Leonard is the main character for my upcoming picture book with Frances Watts, to be published by HarperCollins next year. Just to put you ever so quickly into the loop, Leonard started in my head as a little fellow with a disastrously swishy tail, inspired by our Australian Willy Wagtails, who swish their tails from side to side constantly.

Leonard Doesn't Dance

The colour sketch I drew for a spontaneous cover, the first day I received the manuscript

Leonard doodles2 judywatsonart lores

further tail wagging doodles drawn during a HarperCollins Author workshop

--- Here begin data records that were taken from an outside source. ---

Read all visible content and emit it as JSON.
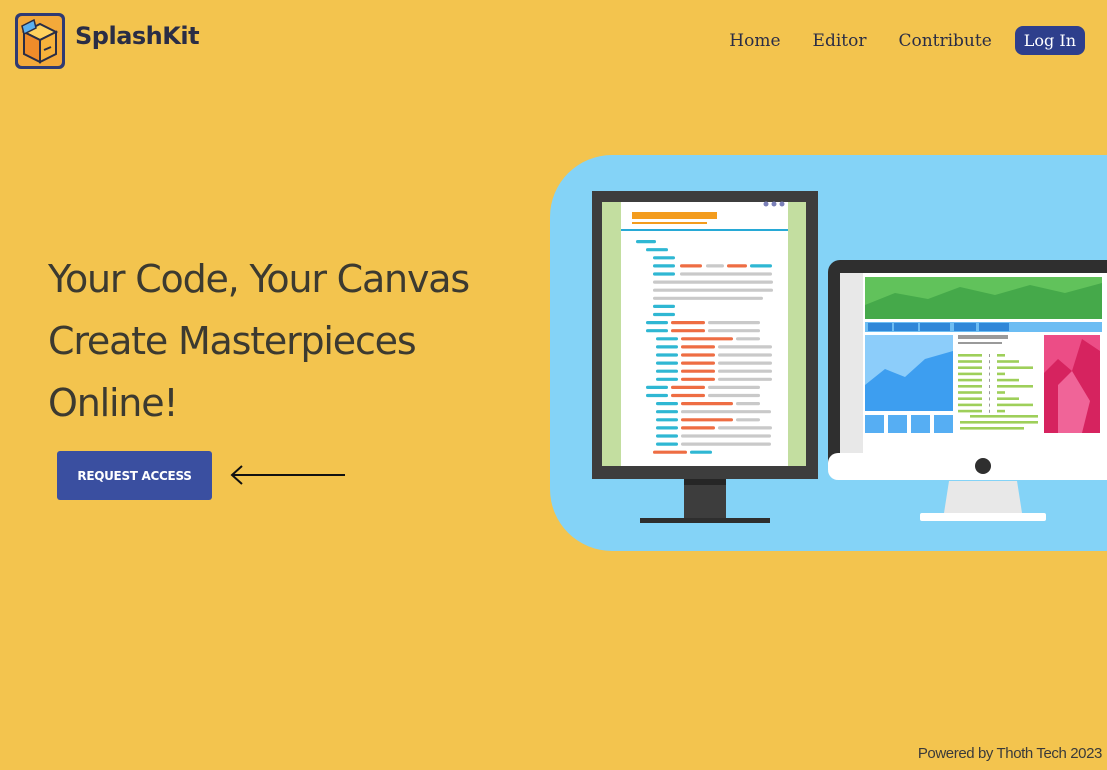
{
  "header": {
    "brand": "SplashKit",
    "logo_icon": "box-package-icon",
    "nav": [
      "Home",
      "Editor",
      "Contribute"
    ],
    "login_label": "Log In"
  },
  "hero": {
    "lines": [
      "Your Code, Your Canvas",
      "Create Masterpieces",
      "Online!"
    ],
    "cta_label": "REQUEST ACCESS",
    "arrow_icon": "left-arrow-icon",
    "illustration_icon": "monitors-illustration"
  },
  "footer": {
    "text": "Powered by Thoth Tech 2023"
  },
  "colors": {
    "background": "#f3c44e",
    "nav_text": "#2a2d45",
    "login_bg": "#2e3f8c",
    "cta_bg": "#3a4fa0",
    "illustration_bg": "#84d3f7"
  }
}
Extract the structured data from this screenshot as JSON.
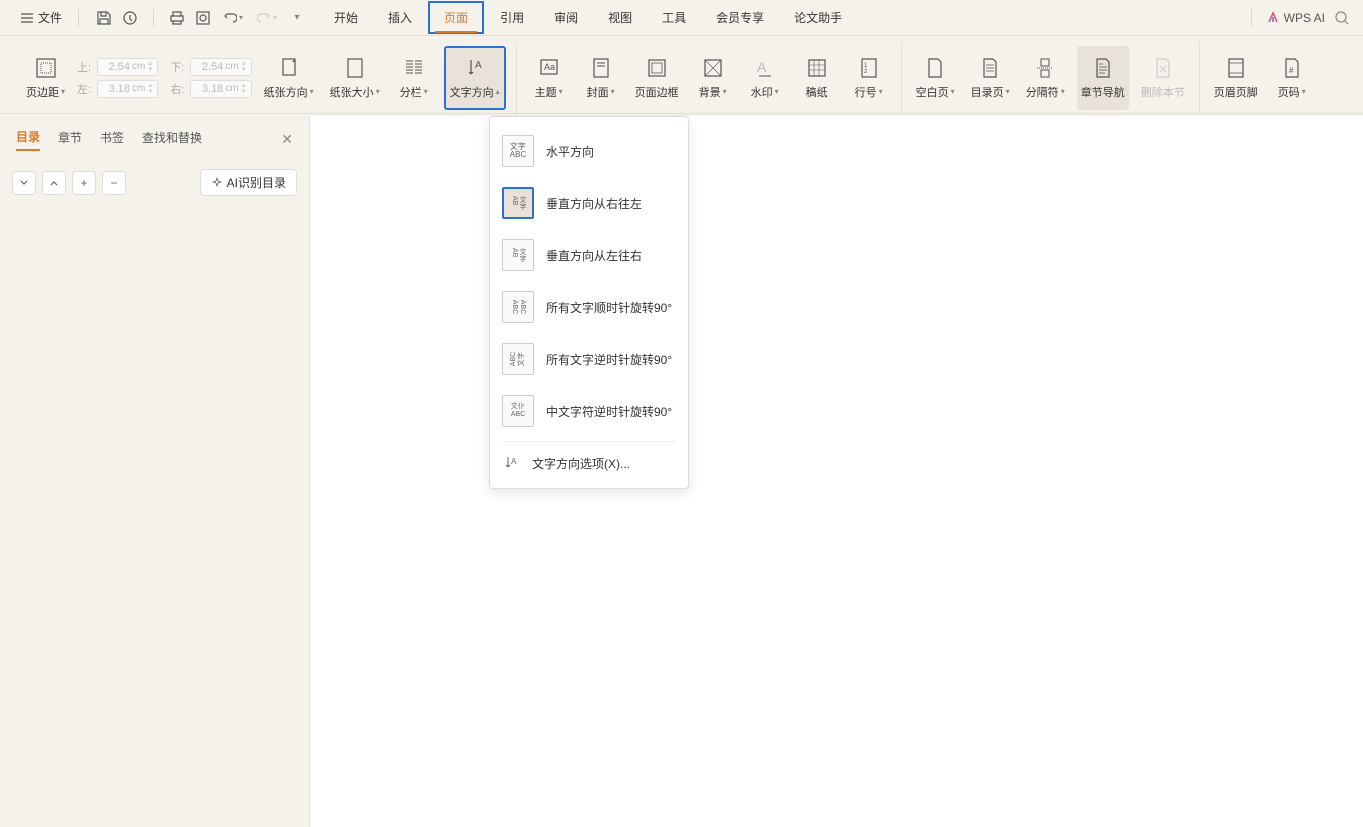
{
  "topbar": {
    "file_label": "文件",
    "tabs": [
      "开始",
      "插入",
      "页面",
      "引用",
      "审阅",
      "视图",
      "工具",
      "会员专享",
      "论文助手"
    ],
    "active_tab_index": 2,
    "wps_ai_label": "WPS AI"
  },
  "ribbon": {
    "page_margin": "页边距",
    "margins": {
      "top_label": "上:",
      "top_val": "2.54",
      "bottom_label": "下:",
      "bottom_val": "2.54",
      "left_label": "左:",
      "left_val": "3.18",
      "right_label": "右:",
      "right_val": "3.18",
      "unit": "cm"
    },
    "paper_orientation": "纸张方向",
    "paper_size": "纸张大小",
    "columns": "分栏",
    "text_direction": "文字方向",
    "theme": "主题",
    "cover": "封面",
    "page_border": "页面边框",
    "background": "背景",
    "watermark": "水印",
    "manuscript": "稿纸",
    "line_number": "行号",
    "blank_page": "空白页",
    "toc_page": "目录页",
    "separator": "分隔符",
    "chapter_nav": "章节导航",
    "delete_section": "删除本节",
    "header_footer": "页眉页脚",
    "page_number": "页码"
  },
  "sidebar": {
    "tabs": [
      "目录",
      "章节",
      "书签",
      "查找和替换"
    ],
    "active_tab_index": 0,
    "ai_toc_label": "AI识别目录"
  },
  "dropdown": {
    "items": [
      "水平方向",
      "垂直方向从右往左",
      "垂直方向从左往右",
      "所有文字顺时针旋转90°",
      "所有文字逆时针旋转90°",
      "中文字符逆时针旋转90°"
    ],
    "selected_index": 1,
    "options_label": "文字方向选项(X)..."
  }
}
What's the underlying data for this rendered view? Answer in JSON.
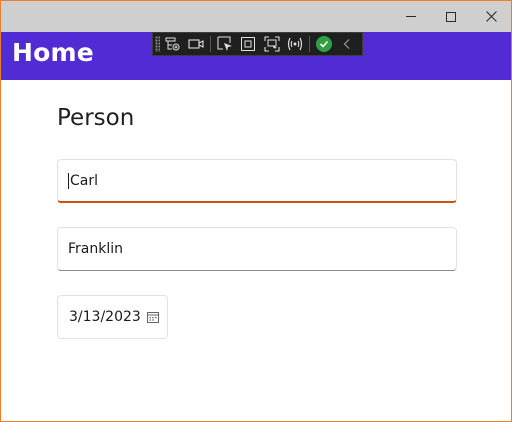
{
  "window": {
    "controls": {
      "minimize": "minimize",
      "maximize": "maximize",
      "close": "close"
    }
  },
  "header": {
    "title": "Home"
  },
  "debug_toolbar": {
    "icons": [
      "live-visual-tree-icon",
      "camera-icon",
      "select-element-icon",
      "display-layout-adorners-icon",
      "track-focus-icon",
      "hot-reload-icon",
      "check-status-icon",
      "collapse-chevron-icon"
    ]
  },
  "form": {
    "title": "Person",
    "first_name": {
      "value": "Carl"
    },
    "last_name": {
      "value": "Franklin"
    },
    "date": {
      "value": "3/13/2023",
      "icon": "calendar-icon"
    }
  },
  "colors": {
    "header_bg": "#512bd4",
    "focus_underline": "#d24e0a",
    "window_border": "#e8812a"
  }
}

Then I found out that Frances had only one request: that Leonard be a bigger, galumphing kind of bird, and not a little tweety-bird type. So this sent me off in other directions and I did some galumphing doodles over a period of time while I was finishing Thunderstorm Dancing.

I continued with my doodles while I was travelling in Italy during April.

In the back of my mind there was a memory of a wonderful, lanky bird from Africa called the Secretary Bird. I looked him up and found him to be wonderfully elegant, wearing short black breeches to below the ‘knee’ and a fancy headdress (from which he got his name) and a wonderful set of wings for flying to bird parties.

His beak is quite different from the one I had imagined. I thought I might alter him to make him a unique bird bearing only a partial resemblance to the Secretary Bird. But as sketches continued, I found I enjoyed him very much, just the way he is.

Leonard

Leonard  1 Leonard  2 Leonard  3 Leonard  4 Leonard  5 Leonard  6

If he won’t work on the page for me with all those smaller birds, I may have to re-think him, but I am quite attached to him already.

More on this process soon, and I will tell you about the decisions about my medium.